captain; it was now held by that of the sergeant. At a signal from the former the latter would step aside, the plank would tilt and the condemned man go down between two ties. A short summary of Ambrose Bierce's An Occurrence at Owl Creek Bridge. This free synopsis covers all the crucial plot points of An Occurrence at Owl Creek Bridge. Sep 10, · "An Occurrence at Owl Creek Bridge" is a psychological thriller that takes many emotional turns and finally catches the audience off guard as it ends with an unsettling, macabre twist. Director: Brian James Egen/10(K).
The man, who was actually a Northern scout in disguise, finished his drink and rode off, only to pass by an hour later heading in the opposite direction. Section III brings us back to the present, at the hanging.
Farquhar loses consciousness as he plummets down from the side of the bridge. He is awakened by currents of pain running through his body.
A loud splash wakes him up even more abruptly, and he realizes that the noose has broken—sending him falling into the stream below. Farquhar sees a light flicker and fade before it strengthens and brightens as he rises, with some trepidation, to the surface.
He is afraid he will be shot by Northern soldiers as soon as he is spotted in the water. Freeing his bound hands, then lifting the noose from his neck, he fights extreme pain to break through the surface and take a large gasp of air, which he exhales with a shriek.
Farquhar looks back to see his executioners standing on the bridge, in silhouette against the sky.
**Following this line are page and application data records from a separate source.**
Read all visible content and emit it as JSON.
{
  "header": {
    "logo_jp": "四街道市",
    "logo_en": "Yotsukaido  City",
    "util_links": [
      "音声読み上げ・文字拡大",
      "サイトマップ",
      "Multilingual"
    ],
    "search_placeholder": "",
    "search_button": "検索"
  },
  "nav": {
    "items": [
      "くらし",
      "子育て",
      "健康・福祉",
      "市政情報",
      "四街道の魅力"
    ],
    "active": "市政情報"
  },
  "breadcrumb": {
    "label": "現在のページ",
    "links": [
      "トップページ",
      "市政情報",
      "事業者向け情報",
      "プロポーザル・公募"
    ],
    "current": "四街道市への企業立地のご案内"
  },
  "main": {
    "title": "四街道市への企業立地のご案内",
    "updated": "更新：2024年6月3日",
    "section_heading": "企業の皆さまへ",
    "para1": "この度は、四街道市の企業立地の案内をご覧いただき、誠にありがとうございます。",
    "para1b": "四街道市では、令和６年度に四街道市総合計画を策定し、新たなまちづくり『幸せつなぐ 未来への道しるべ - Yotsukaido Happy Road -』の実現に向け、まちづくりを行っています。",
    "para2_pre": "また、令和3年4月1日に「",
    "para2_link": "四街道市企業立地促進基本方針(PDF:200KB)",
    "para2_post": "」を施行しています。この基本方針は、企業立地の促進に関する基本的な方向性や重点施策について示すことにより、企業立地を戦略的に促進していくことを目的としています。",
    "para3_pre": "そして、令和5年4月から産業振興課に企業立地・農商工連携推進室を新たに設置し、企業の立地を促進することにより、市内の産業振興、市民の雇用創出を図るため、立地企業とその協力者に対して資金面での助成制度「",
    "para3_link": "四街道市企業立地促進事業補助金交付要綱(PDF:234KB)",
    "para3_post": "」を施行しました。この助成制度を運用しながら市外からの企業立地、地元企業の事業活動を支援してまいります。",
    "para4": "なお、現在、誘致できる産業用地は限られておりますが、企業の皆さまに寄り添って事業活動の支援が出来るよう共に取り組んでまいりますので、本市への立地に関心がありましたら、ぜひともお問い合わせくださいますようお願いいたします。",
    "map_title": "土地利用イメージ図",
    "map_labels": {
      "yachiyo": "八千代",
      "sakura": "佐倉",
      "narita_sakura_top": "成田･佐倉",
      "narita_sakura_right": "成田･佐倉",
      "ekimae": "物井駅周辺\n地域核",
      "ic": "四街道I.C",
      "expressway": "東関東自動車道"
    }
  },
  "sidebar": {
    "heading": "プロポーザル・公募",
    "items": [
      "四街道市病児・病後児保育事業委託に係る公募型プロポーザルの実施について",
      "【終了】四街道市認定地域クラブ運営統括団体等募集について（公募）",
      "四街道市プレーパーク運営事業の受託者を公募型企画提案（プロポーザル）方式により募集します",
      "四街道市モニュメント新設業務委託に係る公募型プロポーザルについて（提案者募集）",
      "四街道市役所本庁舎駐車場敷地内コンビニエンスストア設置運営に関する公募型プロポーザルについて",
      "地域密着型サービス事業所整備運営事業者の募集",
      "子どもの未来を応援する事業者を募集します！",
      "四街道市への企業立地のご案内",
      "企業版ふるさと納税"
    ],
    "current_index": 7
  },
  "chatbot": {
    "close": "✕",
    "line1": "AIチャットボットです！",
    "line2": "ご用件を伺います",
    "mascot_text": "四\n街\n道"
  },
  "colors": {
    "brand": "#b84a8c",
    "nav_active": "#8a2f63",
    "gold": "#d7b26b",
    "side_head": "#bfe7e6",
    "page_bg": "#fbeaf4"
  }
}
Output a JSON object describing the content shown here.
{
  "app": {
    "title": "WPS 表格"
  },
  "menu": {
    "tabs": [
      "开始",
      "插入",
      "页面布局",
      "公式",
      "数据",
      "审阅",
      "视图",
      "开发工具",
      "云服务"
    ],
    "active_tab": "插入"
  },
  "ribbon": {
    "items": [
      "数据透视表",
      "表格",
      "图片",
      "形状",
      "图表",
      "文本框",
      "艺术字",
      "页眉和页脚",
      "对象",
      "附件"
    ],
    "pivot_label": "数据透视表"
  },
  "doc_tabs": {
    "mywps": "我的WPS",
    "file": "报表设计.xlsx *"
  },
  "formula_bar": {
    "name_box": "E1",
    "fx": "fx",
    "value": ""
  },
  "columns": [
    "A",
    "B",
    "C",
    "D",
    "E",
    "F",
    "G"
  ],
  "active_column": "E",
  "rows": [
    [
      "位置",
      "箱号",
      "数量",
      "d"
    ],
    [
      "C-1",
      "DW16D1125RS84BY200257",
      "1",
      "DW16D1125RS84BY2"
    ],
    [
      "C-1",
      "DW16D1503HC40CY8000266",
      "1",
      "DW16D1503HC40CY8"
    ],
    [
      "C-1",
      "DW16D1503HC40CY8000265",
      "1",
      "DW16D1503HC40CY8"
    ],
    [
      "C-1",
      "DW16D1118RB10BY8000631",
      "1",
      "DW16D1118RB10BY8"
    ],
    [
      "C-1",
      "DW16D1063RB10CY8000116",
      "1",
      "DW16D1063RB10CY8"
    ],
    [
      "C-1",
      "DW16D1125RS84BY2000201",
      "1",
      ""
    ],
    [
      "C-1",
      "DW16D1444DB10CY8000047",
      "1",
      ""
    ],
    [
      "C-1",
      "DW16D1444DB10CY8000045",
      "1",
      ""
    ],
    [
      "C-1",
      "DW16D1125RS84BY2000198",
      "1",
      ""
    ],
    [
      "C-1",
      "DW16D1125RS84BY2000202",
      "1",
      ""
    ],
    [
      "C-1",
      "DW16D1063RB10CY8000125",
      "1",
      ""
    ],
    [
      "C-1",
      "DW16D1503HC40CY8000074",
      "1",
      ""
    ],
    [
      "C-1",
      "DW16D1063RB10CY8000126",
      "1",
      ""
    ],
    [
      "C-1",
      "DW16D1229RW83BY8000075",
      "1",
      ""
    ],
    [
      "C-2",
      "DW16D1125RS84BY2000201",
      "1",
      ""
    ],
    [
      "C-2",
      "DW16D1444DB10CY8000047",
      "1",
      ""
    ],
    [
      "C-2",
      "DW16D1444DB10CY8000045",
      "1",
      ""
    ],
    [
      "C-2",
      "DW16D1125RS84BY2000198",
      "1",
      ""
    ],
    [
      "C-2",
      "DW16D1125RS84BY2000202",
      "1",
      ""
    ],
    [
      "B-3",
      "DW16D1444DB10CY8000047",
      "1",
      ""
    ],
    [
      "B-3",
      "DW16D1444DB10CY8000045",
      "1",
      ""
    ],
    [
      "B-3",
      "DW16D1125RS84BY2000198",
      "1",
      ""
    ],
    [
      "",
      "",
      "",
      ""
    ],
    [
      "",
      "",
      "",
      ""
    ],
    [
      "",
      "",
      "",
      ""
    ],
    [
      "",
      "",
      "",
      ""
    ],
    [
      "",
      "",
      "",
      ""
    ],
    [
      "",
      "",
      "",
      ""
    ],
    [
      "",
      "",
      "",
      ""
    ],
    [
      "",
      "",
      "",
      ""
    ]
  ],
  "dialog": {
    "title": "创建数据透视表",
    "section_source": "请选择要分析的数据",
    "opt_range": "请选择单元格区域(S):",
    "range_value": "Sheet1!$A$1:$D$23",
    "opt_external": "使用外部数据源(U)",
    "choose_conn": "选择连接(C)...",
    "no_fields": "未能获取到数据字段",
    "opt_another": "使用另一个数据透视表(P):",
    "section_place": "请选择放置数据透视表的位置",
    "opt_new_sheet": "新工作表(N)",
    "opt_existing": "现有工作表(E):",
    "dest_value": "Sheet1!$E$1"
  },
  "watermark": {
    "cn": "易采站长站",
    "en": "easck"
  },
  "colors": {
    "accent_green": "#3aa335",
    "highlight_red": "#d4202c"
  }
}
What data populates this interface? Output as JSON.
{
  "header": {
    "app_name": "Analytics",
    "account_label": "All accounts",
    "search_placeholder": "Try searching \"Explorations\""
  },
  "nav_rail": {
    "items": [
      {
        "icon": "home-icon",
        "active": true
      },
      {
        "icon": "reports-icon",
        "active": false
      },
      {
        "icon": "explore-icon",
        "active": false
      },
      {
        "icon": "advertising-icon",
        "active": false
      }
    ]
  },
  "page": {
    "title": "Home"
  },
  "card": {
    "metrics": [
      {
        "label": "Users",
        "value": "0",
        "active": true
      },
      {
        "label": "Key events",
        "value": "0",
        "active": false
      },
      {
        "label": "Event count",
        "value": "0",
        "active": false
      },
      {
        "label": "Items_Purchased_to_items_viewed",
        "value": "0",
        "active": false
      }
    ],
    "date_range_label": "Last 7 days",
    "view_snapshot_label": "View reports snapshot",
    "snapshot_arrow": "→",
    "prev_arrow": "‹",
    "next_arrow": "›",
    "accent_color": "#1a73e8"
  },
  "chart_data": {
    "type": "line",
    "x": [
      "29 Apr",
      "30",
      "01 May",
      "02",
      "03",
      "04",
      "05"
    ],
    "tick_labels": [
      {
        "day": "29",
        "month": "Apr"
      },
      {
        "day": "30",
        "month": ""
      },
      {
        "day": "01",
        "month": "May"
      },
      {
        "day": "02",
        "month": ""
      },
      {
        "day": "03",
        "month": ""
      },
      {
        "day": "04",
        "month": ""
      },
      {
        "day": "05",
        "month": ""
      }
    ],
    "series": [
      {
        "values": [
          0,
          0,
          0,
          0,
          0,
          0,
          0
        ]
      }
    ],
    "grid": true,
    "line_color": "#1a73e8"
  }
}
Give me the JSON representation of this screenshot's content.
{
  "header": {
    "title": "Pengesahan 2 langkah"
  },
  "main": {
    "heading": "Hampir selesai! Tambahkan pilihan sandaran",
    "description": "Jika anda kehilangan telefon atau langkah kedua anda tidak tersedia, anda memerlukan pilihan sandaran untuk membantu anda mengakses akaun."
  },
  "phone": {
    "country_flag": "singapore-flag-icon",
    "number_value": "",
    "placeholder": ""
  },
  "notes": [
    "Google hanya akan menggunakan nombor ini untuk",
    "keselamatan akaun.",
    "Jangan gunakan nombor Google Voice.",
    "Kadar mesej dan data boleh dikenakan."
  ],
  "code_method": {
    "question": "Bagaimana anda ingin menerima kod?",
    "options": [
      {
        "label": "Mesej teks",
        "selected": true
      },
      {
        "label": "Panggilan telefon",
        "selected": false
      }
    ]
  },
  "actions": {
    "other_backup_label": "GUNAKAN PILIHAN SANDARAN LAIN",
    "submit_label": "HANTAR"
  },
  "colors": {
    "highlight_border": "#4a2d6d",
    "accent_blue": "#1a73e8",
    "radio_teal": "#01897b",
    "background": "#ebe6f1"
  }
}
One of the sentinels fires his rifle at him twice. Farquhar then hears the lieutenant instructing his men to fire, so he dives down to avoid the shots.
He quickly removes a piece of metal that sticks in his neck.Feb 28, · There he saw Occurrence at Owl Creek Bridge () and immediately hunted down the producers with an offer to buy it for a one-time showing for American TV.
Serling reportedly picked it up for $20, and flew straight back to Los Angeles, filming a new intro the moment he got to the studio and plugging the show into that same /10(K).
"An Occurrence at Owl Creek Bridge" () is a short story by the American writer and Civil War veteran Ambrose Bierce. Regarded as "one of the most famous and frequently anthologized stories in . A short summary of Ambrose Bierce's An Occurrence at Owl Creek Bridge. This free synopsis covers all the crucial plot points of An Occurrence at Owl Creek Bridge.
Mar 03, · An adaptation of Ambrose Bierce's short story, "An Occurrence at Owl Creek Bridge" is the story of Peyton Farquhar, a rebel spy sentenced to death by hanging. “An Occurrence at Owl Creek Bridge” is divided into three sections.
In section I, Peyton Farquhar is standing on a railroad bridge, twenty feet above the water. His wrists are bound behind his back, and around his neck is a noose that is tied to a beam overhead.
An Occurrence at Owl Creek Bridge A man stood upon a railroad bridge in northern Alabama, looking down into the swift water twenty feet below. The man's hands were behind his .